Every line of the records below that has the word "screenshot" should be copied.

Content starts

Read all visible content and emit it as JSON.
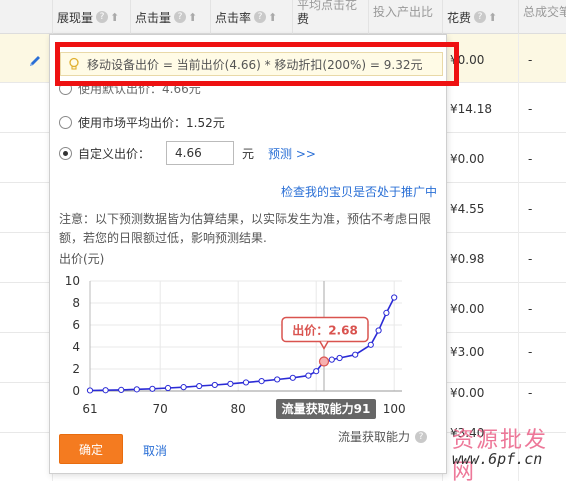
{
  "table": {
    "headers": [
      {
        "label": "展现量",
        "sub": ""
      },
      {
        "label": "点击量",
        "sub": ""
      },
      {
        "label": "点击率",
        "sub": ""
      },
      {
        "label": "费",
        "sub": "平均点击花"
      },
      {
        "label": "投入产出比",
        "sub": ""
      },
      {
        "label": "花费",
        "sub": ""
      },
      {
        "label": "总成交笔",
        "sub": ""
      }
    ],
    "spend": [
      "¥0.00",
      "¥14.18",
      "¥0.00",
      "¥4.55",
      "¥0.98",
      "¥0.00",
      "¥3.00",
      "¥0.00",
      "¥3.40"
    ],
    "dash": "-"
  },
  "popup": {
    "tip": "移动设备出价 = 当前出价(4.66) * 移动折扣(200%) = 9.32元",
    "option_partial": "使用默认出价：4.66元",
    "option_market": "使用市场平均出价：1.52元",
    "option_custom": "自定义出价：",
    "bid_value": "4.66",
    "unit": "元",
    "predict_link": "预测 >>",
    "check_link": "检查我的宝贝是否处于推广中",
    "notice": "注意：以下预测数据皆为估算结果，以实际发生为准，预估不考虑日限额，若您的日限额过低，影响预测结果.",
    "y_title": "出价(元)",
    "x_title": "流量获取能力",
    "confirm": "确定",
    "cancel": "取消"
  },
  "chart_data": {
    "type": "line",
    "xlabel": "流量获取能力",
    "ylabel": "出价(元)",
    "xlim": [
      61,
      101
    ],
    "ylim": [
      0,
      10
    ],
    "x_ticks": [
      61,
      70,
      80,
      90,
      100
    ],
    "y_ticks": [
      0,
      2,
      4,
      6,
      8,
      10
    ],
    "series": [
      {
        "x": [
          61,
          63,
          65,
          67,
          69,
          71,
          73,
          75,
          77,
          79,
          81,
          83,
          85,
          87,
          89,
          90,
          91,
          92,
          93,
          95,
          97,
          98,
          99,
          100
        ],
        "y": [
          0.05,
          0.07,
          0.1,
          0.15,
          0.2,
          0.27,
          0.35,
          0.45,
          0.55,
          0.65,
          0.78,
          0.9,
          1.05,
          1.2,
          1.4,
          1.8,
          2.68,
          2.85,
          3.0,
          3.3,
          4.2,
          5.5,
          7.1,
          8.5
        ]
      }
    ],
    "highlight": {
      "x": 91,
      "y": 2.68,
      "label": "出价：2.68",
      "x_label": "流量获取能力91"
    },
    "colors": {
      "line": "#2b2bd6",
      "marker_fill": "#ffffff",
      "highlight": "#d9534f",
      "grid": "#e8e8e8"
    }
  },
  "watermark": {
    "text": "资源批发网",
    "url": "www.6pf.cn"
  }
}
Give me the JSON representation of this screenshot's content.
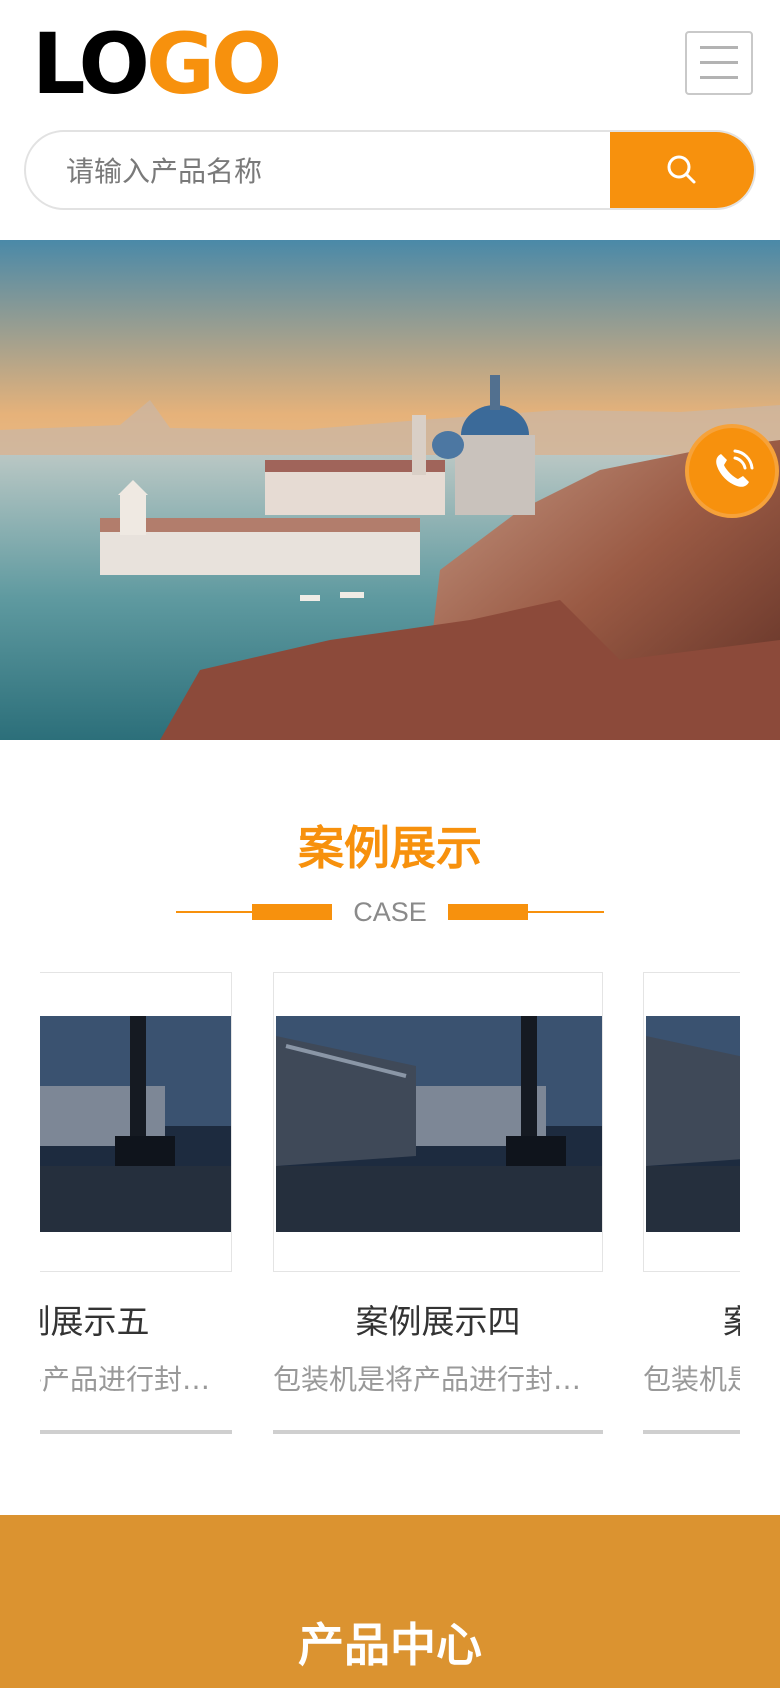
{
  "header": {
    "logo_left": "LO",
    "logo_right": "GO",
    "menu_icon": "hamburger-menu-icon"
  },
  "search": {
    "placeholder": "请输入产品名称",
    "button_icon": "search-icon"
  },
  "banner": {
    "image_subject": "venice-cityscape",
    "contact_icon": "phone-icon"
  },
  "cases_section": {
    "title": "案例展示",
    "subtitle": "CASE",
    "items": [
      {
        "title": "案例展示五",
        "desc": "包装机是将产品进行封…"
      },
      {
        "title": "案例展示四",
        "desc": "包装机是将产品进行封…"
      },
      {
        "title": "案例展示三",
        "desc": "包装机是将产品进行封…"
      }
    ]
  },
  "products_section": {
    "title": "产品中心"
  },
  "colors": {
    "accent": "#f7910d",
    "band": "#db9330"
  }
}
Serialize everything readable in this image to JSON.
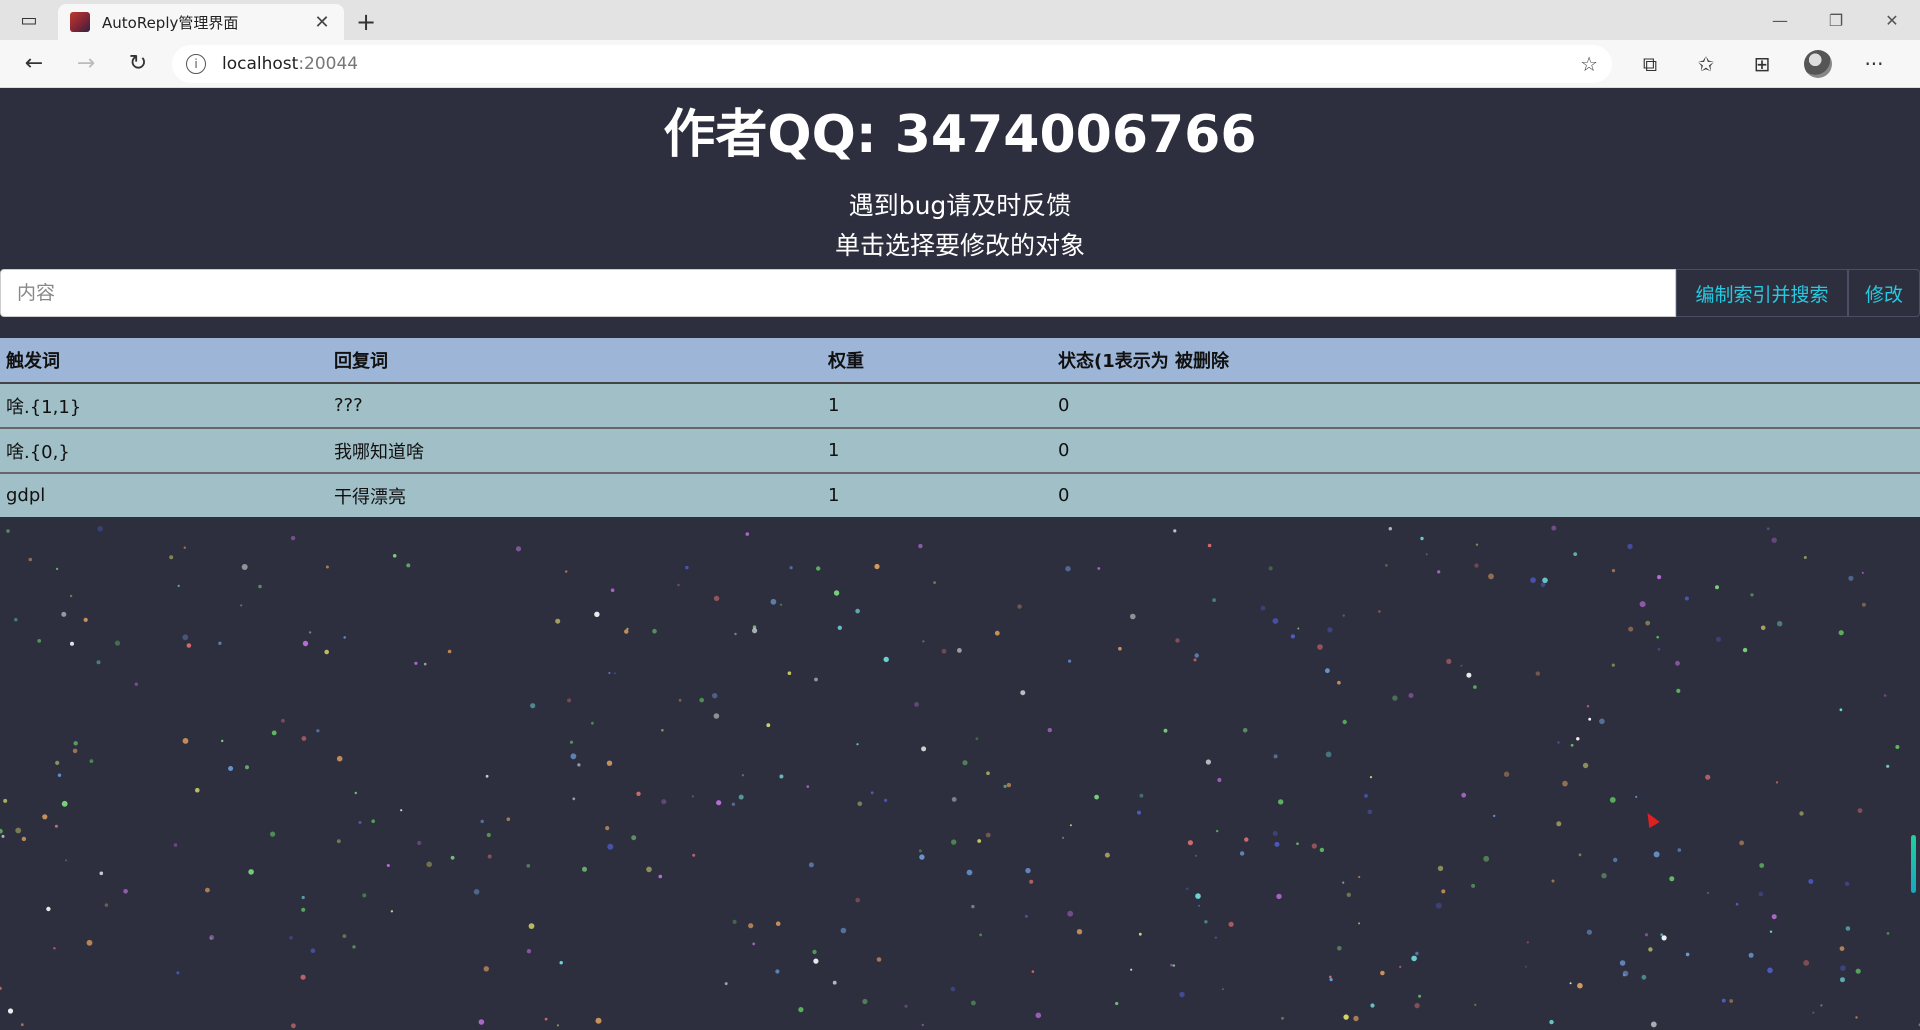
{
  "browser": {
    "tab_title": "AutoReply管理界面",
    "url_host": "localhost",
    "url_port": ":20044"
  },
  "page": {
    "author": "作者QQ: 3474006766",
    "notice": "遇到bug请及时反馈",
    "instruction": "单击选择要修改的对象",
    "search_placeholder": "内容",
    "index_search_label": "编制索引并搜索",
    "modify_label": "修改"
  },
  "table": {
    "headers": [
      "触发词",
      "回复词",
      "权重",
      "状态(1表示为 被删除"
    ],
    "rows": [
      [
        "啥.{1,1}",
        "???",
        "1",
        "0"
      ],
      [
        "啥.{0,}",
        "我哪知道啥",
        "1",
        "0"
      ],
      [
        "gdpl",
        "干得漂亮",
        "1",
        "0"
      ]
    ]
  },
  "colors": {
    "page_bg": "#2e2f3e",
    "button_text": "#25c9e0",
    "header_bg": "#9db5d6",
    "row_bg": "#a1bfc7"
  }
}
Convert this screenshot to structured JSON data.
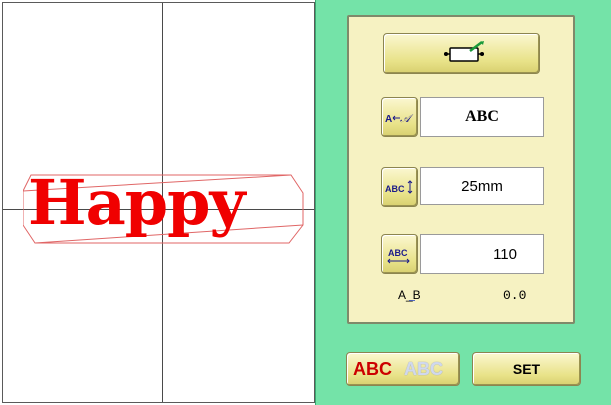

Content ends

• Solution:
Give me the JSON representation of this screenshot's content.
Convert this screenshot to structured JSON data.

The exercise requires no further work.